_Your objective_. Every line that contains the word "Singular" is to be copied from the listing.

_Source records_.
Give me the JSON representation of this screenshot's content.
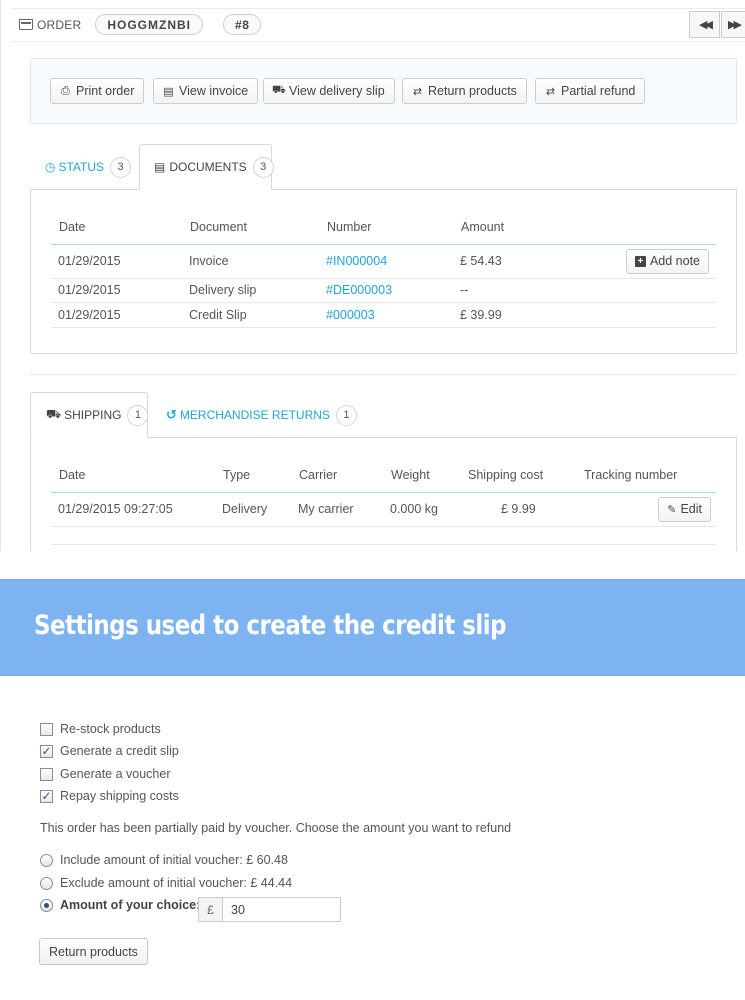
{
  "order": {
    "label": "ORDER",
    "reference": "HOGGMZNBI",
    "number": "#8",
    "nav_prev": "◀◀",
    "nav_next": "▶▶"
  },
  "toolbar": {
    "print_order": "Print order",
    "view_invoice": "View invoice",
    "view_delivery_slip": "View delivery slip",
    "return_products": "Return products",
    "partial_refund": "Partial refund"
  },
  "doc_tabs": {
    "status": {
      "label": "STATUS",
      "count": "3"
    },
    "documents": {
      "label": "DOCUMENTS",
      "count": "3"
    }
  },
  "documents_table": {
    "headers": [
      "Date",
      "Document",
      "Number",
      "Amount"
    ],
    "add_note_label": "Add note",
    "rows": [
      {
        "date": "01/29/2015",
        "document": "Invoice",
        "number": "#IN000004",
        "amount": "£ 54.43"
      },
      {
        "date": "01/29/2015",
        "document": "Delivery slip",
        "number": "#DE000003",
        "amount": "--"
      },
      {
        "date": "01/29/2015",
        "document": "Credit Slip",
        "number": "#000003",
        "amount": "£ 39.99"
      }
    ]
  },
  "ship_tabs": {
    "shipping": {
      "label": "SHIPPING",
      "count": "1"
    },
    "returns": {
      "label": "MERCHANDISE RETURNS",
      "count": "1"
    }
  },
  "shipping_table": {
    "headers": [
      "Date",
      "Type",
      "Carrier",
      "Weight",
      "Shipping cost",
      "Tracking number"
    ],
    "edit_label": "Edit",
    "rows": [
      {
        "date": "01/29/2015 09:27:05",
        "type": "Delivery",
        "carrier": "My carrier",
        "weight": "0.000 kg",
        "cost": "£ 9.99"
      }
    ]
  },
  "banner": {
    "title": "Settings used to create the credit slip"
  },
  "settings": {
    "restock": {
      "label": "Re-stock products",
      "checked": false
    },
    "credit_slip": {
      "label": "Generate a credit slip",
      "checked": true
    },
    "voucher": {
      "label": "Generate a voucher",
      "checked": false
    },
    "repay_shipping": {
      "label": "Repay shipping costs",
      "checked": true
    },
    "info": "This order has been partially paid by voucher. Choose the amount you want to refund",
    "include_voucher": "Include amount of initial voucher: £ 60.48",
    "exclude_voucher": "Exclude amount of initial voucher: £ 44.44",
    "custom_amount": "Amount of your choice:",
    "currency_symbol": "£",
    "custom_value": "30",
    "return_button": "Return products"
  },
  "colors": {
    "link": "#1ea6d4",
    "banner": "#7db3f1"
  },
  "icons": [
    "order-icon",
    "print-icon",
    "file-icon",
    "truck-icon",
    "exchange-icon",
    "clock-icon",
    "plus-square-icon",
    "pencil-icon",
    "undo-icon"
  ]
}
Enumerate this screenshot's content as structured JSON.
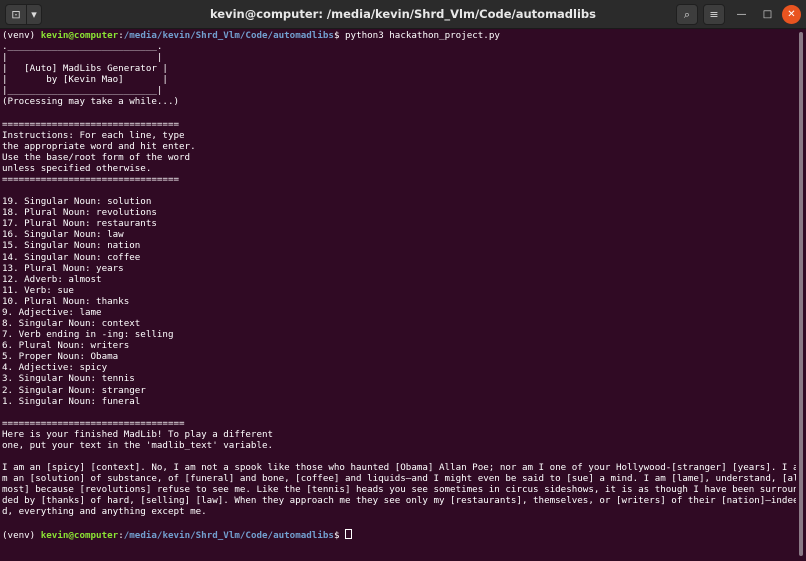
{
  "window": {
    "title": "kevin@computer: /media/kevin/Shrd_Vlm/Code/automadlibs",
    "icons": {
      "new_tab": "new-tab-icon",
      "dropdown": "chevron-down-icon",
      "search": "search-icon",
      "menu": "hamburger-menu-icon",
      "minimize": "minimize-icon",
      "maximize": "maximize-icon",
      "close": "close-icon"
    },
    "glyphs": {
      "new_tab": "⊡",
      "dropdown": "▾",
      "search": "⌕",
      "menu": "≡",
      "minimize": "—",
      "maximize": "□",
      "close": "✕"
    },
    "colors": {
      "background": "#300a24",
      "user_host": "#8ae234",
      "path": "#729fcf",
      "close_button": "#e95420"
    }
  },
  "terminal": {
    "prompt": {
      "venv": "(venv) ",
      "user_host": "kevin@computer",
      "colon": ":",
      "path": "/media/kevin/Shrd_Vlm/Code/automadlibs",
      "dollar": "$ "
    },
    "command": "python3 hackathon_project.py",
    "banner": [
      ".___________________________.",
      "|                           |",
      "|   [Auto] MadLibs Generator |",
      "|       by [Kevin Mao]       |",
      "|___________________________|",
      "(Processing may take a while...)"
    ],
    "rule_short": "================================",
    "instructions": [
      "Instructions: For each line, type",
      "the appropriate word and hit enter.",
      "Use the base/root form of the word",
      "unless specified otherwise."
    ],
    "entries": [
      "19. Singular Noun: solution",
      "18. Plural Noun: revolutions",
      "17. Plural Noun: restaurants",
      "16. Singular Noun: law",
      "15. Singular Noun: nation",
      "14. Singular Noun: coffee",
      "13. Plural Noun: years",
      "12. Adverb: almost",
      "11. Verb: sue",
      "10. Plural Noun: thanks",
      "9. Adjective: lame",
      "8. Singular Noun: context",
      "7. Verb ending in -ing: selling",
      "6. Plural Noun: writers",
      "5. Proper Noun: Obama",
      "4. Adjective: spicy",
      "3. Singular Noun: tennis",
      "2. Singular Noun: stranger",
      "1. Singular Noun: funeral"
    ],
    "rule_long": "=================================",
    "finished": [
      "Here is your finished MadLib! To play a different",
      "one, put your text in the 'madlib_text' variable."
    ],
    "madlib_lines": [
      "I am an [spicy] [context]. No, I am not a spook like those who haunted [Obama] Allan Poe; nor am I one of your Hollywood-[stranger] [years]. I a",
      "m an [solution] of substance, of [funeral] and bone, [coffee] and liquids—and I might even be said to [sue] a mind. I am [lame], understand, [al",
      "most] because [revolutions] refuse to see me. Like the [tennis] heads you see sometimes in circus sideshows, it is as though I have been surroun",
      "ded by [thanks] of hard, [selling] [law]. When they approach me they see only my [restaurants], themselves, or [writers] of their [nation]—indee",
      "d, everything and anything except me."
    ]
  }
}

_Answer to this problem_.
      "19. Singular Noun: solution",
      "16. Singular Noun: law",
      "15. Singular Noun: nation",
      "14. Singular Noun: coffee",
      "8. Singular Noun: context",
      "3. Singular Noun: tennis",
      "2. Singular Noun: stranger",
      "1. Singular Noun: funeral"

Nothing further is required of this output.